concrete, 70 X 180 X 40 cm, permanently installed in the Rensing
Center, Pickens, South Carolina, USA, a community which is committed to
helping individuals express their humanity and creativity.
Timshel = Thou mayest.
As a former biologist and a recovering Calvinist, I find it hard to defend the idea that humans have free will. After all, our behaviors are controlled by powerful, evolutionarily/genetically-programmed predilections. And maybe, just maybe, there is some universal master plan that we can’t comprehend - a divine plan or the laws of physics.
But I came of age reading Camus, Emerson and Thoreau and, yes, paying attention to American self-help guides like Tony Robbins; these philosophies compel me/us to take very seriously the idea of individual accountability.
It’s clear that uncertainties regarding free will are not new. Our Bronze Age ancestors were concerned by the same issue. In Genesis 4:5, the ancient writers depict their concept of a Supreme Being whose interaction with humans starts with human agency; Cain is instructed on how to live his life right and is told, “Thou mayest confront sin; it’s up to you, buddy”.
(It is also instructive to consider that the word normally translated as “sin” or "disobedience" has been rendered as "ignorance" by some theologians.)
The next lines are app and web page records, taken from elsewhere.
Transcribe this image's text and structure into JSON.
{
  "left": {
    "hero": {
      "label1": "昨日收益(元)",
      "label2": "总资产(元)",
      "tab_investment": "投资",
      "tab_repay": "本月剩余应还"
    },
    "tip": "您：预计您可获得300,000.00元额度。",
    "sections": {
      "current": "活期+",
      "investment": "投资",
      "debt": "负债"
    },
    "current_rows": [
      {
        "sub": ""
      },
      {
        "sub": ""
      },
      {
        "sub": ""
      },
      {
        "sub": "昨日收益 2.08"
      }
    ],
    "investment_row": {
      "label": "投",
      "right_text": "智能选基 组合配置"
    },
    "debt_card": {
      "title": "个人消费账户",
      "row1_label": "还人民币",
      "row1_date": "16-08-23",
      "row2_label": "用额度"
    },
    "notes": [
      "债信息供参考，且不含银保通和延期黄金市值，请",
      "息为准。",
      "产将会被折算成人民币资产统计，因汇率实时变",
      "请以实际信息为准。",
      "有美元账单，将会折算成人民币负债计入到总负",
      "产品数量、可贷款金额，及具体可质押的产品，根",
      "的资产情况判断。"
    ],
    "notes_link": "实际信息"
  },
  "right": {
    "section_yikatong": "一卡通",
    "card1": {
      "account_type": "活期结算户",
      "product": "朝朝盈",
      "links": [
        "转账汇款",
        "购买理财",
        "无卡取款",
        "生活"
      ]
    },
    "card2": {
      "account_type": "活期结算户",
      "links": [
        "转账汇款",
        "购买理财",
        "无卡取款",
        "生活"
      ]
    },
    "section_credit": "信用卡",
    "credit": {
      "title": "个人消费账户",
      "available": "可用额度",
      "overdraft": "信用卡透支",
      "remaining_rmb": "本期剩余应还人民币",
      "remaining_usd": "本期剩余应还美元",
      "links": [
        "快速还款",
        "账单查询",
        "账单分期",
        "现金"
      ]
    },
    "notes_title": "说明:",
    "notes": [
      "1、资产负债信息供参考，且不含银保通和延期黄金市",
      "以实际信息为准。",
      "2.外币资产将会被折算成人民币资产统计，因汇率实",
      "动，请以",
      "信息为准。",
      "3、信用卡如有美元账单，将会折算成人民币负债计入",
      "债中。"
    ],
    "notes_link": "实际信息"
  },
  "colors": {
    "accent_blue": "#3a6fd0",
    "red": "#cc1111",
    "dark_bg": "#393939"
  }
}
John Steinbeck’s novel East of Eden develops around the translation of the Hebrew word “timshel” as “thou mayest”, rather than the two common versions “thou must” (a command) or “thou will” (a prediction). “Thou mayest” means the way is open, and there is also the option that “thou mayest not”.
I hope that this sculpture will remind observers to be honest with themselves regarding their personal understanding of free will.
This project has been liberating for me because I had never made a sculpture in which I did not feel compelled to be realistic. Instead, I let the backsides of the Hebrew characters of timshel suggest the poses, dimensions and characteristics of human figures as they endeavor to make the most of their agency - individually and in community, through work, play, creativity and family.
Find out more in 100 People who deserve monuments